STARRED Reviews in Kirkus, Publishers Weekly, Booklist, Shelf Awareness
This "beautifully illustrated, nearly wordless book" (New York Times) set in the dawn of human life imagines how art and storytelling were born from the power of one young girl's observation.
Once upon a time, during the Pleistocene, somewhere between two-and-a-half million and ten thousand years ago, small groups of people traveled their known world, hunting for food, seeking shelter, and slowly becoming more like the people we are today.
As far back as 40,000 years ago (and maybe even earlier) people began drawing pictures on cave walls. And a bit later, they carved images onto stones. Some pictures are of humans, usually drawn as stick figures, but most are of animals. We don't know their purpose, though in some cases, evidence seems to suggest they were used for storytelling. But when we look at these pictures, we can't help but admire the extraordinary talent of the first artists. They aren't just scratches on the wall. They are great art.

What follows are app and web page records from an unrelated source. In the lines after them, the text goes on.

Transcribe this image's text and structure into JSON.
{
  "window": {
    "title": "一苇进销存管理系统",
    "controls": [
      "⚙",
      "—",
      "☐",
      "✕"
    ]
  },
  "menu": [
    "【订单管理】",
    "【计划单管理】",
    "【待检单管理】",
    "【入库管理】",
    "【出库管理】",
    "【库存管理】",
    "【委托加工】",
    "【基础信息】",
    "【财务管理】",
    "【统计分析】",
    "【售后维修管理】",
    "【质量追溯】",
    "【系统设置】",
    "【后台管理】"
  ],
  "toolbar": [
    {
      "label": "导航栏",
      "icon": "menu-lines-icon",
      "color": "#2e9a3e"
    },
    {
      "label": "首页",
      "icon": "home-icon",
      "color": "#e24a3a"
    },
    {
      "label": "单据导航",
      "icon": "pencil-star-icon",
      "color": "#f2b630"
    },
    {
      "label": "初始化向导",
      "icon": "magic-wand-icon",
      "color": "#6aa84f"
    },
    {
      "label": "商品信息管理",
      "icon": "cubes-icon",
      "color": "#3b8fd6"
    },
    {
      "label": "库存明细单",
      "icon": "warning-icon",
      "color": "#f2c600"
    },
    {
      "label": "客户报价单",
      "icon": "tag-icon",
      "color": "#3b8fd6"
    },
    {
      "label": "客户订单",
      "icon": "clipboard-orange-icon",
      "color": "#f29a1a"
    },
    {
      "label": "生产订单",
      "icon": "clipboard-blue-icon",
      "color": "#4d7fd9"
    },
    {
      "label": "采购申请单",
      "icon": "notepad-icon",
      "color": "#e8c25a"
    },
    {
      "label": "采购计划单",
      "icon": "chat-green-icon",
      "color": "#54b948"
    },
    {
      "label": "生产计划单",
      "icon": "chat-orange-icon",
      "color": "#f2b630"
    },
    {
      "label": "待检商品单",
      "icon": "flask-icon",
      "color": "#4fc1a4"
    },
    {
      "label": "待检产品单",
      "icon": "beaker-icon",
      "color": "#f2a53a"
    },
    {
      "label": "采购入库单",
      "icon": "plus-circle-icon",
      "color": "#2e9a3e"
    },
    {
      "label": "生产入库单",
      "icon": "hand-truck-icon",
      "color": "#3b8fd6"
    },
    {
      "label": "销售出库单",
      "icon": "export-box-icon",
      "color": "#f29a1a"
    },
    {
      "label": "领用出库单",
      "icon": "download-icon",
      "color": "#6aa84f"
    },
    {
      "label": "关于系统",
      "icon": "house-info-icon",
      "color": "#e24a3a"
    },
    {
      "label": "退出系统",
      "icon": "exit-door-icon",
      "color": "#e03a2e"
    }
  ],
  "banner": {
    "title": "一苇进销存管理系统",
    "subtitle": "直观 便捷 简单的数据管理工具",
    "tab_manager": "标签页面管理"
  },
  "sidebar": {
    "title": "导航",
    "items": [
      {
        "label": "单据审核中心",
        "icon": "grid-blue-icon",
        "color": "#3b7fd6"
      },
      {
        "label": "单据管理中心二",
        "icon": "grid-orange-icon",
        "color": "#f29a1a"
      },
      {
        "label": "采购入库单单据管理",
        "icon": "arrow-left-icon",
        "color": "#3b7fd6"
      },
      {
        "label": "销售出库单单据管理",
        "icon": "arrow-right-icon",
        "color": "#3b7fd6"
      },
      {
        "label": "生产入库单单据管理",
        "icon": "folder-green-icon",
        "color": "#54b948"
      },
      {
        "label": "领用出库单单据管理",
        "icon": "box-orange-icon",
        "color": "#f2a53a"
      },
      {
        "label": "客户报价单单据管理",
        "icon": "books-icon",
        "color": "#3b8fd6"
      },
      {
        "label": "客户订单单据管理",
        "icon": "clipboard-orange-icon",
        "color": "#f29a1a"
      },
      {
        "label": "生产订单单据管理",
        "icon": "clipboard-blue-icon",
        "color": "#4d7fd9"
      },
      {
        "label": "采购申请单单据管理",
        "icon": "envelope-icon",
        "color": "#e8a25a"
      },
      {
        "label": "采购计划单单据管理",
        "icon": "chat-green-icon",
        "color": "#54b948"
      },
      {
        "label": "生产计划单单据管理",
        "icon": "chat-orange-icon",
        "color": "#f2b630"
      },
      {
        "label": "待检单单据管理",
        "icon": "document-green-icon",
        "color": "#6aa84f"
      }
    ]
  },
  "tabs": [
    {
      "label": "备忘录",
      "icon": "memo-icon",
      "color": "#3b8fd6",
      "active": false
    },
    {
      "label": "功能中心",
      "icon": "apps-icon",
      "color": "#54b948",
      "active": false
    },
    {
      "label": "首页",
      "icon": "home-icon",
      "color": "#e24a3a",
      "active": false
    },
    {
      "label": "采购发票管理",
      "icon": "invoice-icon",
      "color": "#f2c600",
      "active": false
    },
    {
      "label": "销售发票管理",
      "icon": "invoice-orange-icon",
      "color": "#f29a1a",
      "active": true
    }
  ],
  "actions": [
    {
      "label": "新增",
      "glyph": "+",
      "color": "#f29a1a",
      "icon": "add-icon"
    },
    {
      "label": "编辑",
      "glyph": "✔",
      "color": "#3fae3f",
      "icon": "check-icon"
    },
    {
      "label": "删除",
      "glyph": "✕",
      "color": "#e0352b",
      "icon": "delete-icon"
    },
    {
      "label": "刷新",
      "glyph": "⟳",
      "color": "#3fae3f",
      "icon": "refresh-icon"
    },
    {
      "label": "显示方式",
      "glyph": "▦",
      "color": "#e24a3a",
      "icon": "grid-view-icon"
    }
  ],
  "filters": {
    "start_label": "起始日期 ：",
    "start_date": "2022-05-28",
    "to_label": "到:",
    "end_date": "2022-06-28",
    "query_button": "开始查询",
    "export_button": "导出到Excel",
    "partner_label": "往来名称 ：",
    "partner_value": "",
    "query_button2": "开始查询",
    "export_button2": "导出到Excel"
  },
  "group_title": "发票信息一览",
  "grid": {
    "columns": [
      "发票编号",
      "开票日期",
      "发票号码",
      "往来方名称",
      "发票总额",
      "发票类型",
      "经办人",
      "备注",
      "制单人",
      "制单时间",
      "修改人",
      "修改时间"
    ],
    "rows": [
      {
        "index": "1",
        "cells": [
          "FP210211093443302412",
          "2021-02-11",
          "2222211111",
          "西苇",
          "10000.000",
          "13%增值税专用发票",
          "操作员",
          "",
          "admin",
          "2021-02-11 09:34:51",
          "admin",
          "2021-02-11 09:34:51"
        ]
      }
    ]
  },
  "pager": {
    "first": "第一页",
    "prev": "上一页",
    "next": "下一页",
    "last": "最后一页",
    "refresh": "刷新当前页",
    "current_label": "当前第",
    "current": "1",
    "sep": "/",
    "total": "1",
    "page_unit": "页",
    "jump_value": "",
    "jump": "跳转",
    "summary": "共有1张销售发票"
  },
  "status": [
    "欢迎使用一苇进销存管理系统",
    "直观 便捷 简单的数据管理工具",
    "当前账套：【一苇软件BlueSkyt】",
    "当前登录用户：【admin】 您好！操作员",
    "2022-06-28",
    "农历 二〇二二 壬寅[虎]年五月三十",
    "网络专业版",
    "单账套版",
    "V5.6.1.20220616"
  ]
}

In this book of few words, we follow a young girl who notices everything that happens around her as her people search for a cave to shelter for the winter. And we can believe that she feels the absolute necessity to draw what she has seen and to tell stories.
Afterward, Everything was Different features:
- Backmatter explaining what we know—and don't know—about cave drawings.
- Stunning black and white illustrations of life during the Pleistocene.
An Aldana Libros Book, Greystone Kids